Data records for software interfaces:
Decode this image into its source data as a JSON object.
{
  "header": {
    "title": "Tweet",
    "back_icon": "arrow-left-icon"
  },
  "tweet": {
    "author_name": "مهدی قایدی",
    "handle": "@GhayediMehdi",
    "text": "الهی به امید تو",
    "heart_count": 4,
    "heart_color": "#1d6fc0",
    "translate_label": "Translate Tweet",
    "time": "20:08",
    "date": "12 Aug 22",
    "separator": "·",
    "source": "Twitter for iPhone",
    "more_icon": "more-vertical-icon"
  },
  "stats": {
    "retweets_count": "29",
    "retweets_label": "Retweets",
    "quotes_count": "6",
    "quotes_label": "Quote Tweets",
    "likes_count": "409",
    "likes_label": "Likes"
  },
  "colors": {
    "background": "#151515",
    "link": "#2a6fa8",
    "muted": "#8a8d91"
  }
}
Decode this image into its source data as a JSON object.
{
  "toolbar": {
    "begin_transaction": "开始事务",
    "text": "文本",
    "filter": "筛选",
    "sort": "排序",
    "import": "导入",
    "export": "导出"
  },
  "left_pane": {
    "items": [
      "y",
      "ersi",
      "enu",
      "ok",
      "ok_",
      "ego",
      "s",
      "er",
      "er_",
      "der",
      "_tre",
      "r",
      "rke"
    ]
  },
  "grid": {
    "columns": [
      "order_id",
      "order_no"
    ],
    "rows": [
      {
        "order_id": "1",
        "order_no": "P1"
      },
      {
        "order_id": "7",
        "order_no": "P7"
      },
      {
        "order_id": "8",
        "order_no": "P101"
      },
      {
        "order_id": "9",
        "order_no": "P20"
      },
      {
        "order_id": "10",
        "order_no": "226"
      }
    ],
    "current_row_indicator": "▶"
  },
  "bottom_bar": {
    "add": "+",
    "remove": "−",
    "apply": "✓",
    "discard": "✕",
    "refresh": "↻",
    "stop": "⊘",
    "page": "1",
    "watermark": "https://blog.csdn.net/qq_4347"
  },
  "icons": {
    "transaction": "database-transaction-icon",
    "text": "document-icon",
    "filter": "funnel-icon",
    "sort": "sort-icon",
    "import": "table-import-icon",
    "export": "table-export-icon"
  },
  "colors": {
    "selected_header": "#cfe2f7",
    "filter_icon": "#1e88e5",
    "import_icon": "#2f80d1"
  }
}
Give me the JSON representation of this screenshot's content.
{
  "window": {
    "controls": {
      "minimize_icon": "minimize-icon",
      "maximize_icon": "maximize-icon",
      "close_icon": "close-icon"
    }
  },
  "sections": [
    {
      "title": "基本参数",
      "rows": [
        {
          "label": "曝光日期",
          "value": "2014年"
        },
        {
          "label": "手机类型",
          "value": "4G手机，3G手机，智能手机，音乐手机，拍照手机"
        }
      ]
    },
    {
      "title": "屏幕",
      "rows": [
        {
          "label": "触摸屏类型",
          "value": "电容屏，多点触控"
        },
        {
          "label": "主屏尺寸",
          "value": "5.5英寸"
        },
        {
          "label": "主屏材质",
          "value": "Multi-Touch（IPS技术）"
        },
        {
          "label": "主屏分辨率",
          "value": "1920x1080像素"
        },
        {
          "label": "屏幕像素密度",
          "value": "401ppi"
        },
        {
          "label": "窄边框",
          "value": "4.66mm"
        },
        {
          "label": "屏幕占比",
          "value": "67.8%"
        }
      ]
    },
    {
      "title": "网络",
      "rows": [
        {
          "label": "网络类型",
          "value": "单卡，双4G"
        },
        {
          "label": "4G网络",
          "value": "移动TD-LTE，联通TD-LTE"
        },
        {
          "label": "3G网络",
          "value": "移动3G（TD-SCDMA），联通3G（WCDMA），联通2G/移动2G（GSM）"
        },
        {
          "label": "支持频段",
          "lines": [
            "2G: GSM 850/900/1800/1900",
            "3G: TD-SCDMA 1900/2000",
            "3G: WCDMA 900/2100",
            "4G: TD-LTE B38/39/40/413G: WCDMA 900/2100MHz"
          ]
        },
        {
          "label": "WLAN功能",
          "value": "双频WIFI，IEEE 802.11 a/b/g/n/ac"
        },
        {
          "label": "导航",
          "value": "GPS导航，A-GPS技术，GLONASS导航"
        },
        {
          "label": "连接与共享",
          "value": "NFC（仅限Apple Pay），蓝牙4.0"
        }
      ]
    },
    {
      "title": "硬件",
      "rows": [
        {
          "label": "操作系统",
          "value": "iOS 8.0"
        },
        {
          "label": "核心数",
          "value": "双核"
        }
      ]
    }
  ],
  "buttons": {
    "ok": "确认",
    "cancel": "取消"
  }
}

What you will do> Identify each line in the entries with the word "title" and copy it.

Finished task>
    "title": "Tweet",
      "title": "基本参数",
      "title": "屏幕",
      "title": "网络",
      "title": "硬件",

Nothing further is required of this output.